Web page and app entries
#####

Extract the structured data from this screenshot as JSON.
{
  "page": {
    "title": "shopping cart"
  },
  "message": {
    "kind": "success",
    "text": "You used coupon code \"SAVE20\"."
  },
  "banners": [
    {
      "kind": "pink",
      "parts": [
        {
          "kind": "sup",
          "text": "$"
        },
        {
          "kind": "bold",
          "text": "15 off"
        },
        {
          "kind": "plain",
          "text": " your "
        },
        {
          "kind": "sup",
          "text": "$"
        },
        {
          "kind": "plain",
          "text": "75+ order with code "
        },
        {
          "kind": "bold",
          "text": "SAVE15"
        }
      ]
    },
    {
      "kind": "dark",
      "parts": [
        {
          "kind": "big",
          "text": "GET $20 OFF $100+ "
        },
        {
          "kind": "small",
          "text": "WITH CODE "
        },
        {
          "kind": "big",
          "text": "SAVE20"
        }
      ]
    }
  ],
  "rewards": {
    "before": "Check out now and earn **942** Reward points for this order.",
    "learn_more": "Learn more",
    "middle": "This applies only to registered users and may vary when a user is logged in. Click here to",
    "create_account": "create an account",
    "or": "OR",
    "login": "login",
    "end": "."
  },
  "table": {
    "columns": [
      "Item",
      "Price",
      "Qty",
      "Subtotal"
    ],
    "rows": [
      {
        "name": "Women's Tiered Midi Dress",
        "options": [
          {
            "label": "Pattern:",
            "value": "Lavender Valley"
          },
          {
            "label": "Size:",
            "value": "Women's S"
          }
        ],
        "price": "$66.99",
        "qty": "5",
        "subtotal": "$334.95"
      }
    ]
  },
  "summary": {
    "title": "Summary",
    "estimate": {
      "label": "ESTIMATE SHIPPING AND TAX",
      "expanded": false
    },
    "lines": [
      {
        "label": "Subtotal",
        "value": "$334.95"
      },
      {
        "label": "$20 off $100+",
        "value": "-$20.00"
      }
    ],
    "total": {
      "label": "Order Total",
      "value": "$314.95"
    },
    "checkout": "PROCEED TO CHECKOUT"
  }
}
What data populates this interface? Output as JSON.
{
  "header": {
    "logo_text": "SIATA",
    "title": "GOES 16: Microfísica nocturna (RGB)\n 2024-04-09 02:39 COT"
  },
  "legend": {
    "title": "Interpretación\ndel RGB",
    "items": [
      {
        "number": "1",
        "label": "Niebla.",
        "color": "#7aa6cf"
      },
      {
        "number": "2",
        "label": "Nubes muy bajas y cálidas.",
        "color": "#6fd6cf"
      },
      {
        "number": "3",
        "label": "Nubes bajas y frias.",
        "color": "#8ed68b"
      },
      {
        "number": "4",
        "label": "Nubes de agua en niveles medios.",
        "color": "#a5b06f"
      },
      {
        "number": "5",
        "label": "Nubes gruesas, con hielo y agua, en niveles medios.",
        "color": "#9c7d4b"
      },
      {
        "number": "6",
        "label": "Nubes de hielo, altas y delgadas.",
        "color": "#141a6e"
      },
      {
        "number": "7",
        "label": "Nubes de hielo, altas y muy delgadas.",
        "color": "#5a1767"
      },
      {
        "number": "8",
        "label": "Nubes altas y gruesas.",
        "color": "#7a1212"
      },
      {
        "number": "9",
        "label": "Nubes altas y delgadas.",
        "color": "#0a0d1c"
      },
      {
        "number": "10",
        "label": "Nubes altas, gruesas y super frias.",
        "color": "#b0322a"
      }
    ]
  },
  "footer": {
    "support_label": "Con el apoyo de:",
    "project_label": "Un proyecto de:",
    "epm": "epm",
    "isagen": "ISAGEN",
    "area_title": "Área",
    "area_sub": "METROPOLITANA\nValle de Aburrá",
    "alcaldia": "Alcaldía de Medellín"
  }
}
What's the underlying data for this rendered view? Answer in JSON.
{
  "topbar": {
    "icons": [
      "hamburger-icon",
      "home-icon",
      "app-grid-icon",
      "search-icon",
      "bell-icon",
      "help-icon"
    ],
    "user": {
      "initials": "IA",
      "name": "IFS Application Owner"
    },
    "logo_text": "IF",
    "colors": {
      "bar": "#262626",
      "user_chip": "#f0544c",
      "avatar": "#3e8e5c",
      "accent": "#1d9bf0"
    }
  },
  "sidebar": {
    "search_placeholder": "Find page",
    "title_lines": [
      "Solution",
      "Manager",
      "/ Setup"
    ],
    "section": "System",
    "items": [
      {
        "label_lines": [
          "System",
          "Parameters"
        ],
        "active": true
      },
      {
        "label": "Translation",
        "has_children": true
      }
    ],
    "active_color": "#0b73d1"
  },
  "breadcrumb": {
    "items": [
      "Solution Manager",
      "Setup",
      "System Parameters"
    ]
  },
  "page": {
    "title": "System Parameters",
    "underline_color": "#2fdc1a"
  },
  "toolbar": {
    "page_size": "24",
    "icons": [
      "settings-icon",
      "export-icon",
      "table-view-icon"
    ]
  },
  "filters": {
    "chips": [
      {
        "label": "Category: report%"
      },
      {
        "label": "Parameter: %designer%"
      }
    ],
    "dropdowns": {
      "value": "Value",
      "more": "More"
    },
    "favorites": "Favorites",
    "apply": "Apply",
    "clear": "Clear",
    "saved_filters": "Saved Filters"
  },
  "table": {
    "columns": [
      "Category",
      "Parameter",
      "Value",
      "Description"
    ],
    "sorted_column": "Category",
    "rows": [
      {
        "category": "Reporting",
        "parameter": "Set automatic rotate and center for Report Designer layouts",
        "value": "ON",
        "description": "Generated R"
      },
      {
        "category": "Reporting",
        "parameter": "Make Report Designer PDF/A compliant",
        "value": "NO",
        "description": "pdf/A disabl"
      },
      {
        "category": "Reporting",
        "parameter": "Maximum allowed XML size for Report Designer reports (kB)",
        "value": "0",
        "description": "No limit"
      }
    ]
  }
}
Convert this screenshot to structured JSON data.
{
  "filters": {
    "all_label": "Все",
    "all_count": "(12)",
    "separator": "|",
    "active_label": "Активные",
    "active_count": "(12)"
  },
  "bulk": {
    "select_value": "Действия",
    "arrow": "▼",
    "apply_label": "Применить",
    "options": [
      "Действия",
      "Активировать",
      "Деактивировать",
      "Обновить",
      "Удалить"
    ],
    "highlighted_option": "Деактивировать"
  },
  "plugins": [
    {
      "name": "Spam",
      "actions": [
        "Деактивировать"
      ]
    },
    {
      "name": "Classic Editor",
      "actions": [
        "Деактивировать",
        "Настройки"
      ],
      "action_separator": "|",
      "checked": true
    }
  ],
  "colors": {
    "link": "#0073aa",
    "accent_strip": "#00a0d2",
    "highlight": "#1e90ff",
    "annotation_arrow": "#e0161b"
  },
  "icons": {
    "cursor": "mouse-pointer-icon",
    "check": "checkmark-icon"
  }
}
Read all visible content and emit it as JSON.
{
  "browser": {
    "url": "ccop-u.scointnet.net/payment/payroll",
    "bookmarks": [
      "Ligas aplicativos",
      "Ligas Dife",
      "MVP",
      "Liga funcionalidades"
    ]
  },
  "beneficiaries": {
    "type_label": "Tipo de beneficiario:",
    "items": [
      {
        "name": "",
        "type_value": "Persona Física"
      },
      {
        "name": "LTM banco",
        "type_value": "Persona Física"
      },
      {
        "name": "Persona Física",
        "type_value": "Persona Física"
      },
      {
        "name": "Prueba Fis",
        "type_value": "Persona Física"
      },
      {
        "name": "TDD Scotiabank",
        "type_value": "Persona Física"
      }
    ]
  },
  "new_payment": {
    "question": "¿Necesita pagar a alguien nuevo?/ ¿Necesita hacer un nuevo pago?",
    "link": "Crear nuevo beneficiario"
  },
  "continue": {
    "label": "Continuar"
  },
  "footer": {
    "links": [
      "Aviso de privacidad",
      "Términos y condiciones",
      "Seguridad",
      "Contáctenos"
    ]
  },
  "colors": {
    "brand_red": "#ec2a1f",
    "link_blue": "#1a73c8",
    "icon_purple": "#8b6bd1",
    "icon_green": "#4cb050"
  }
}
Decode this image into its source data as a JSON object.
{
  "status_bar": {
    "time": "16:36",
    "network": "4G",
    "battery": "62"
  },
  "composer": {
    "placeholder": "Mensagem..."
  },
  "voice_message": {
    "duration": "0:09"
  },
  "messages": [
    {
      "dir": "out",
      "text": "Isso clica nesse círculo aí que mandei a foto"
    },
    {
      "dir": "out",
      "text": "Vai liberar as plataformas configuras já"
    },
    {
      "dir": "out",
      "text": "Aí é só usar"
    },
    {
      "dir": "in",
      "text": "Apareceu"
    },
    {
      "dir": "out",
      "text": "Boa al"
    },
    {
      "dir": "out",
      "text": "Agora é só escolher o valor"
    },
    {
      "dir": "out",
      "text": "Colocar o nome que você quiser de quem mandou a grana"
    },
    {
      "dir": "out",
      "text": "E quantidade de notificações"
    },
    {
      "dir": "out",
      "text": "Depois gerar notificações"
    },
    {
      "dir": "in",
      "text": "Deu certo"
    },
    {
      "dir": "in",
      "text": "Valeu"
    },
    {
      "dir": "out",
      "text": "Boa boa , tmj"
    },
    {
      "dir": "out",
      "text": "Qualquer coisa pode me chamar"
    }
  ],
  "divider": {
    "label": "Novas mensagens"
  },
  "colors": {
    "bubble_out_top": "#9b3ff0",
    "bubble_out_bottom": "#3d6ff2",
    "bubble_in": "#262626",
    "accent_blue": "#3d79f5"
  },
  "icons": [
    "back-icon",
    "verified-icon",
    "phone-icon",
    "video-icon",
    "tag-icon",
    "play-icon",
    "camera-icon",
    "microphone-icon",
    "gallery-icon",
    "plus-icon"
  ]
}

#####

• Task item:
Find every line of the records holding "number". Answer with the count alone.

• Solution to this problem:
10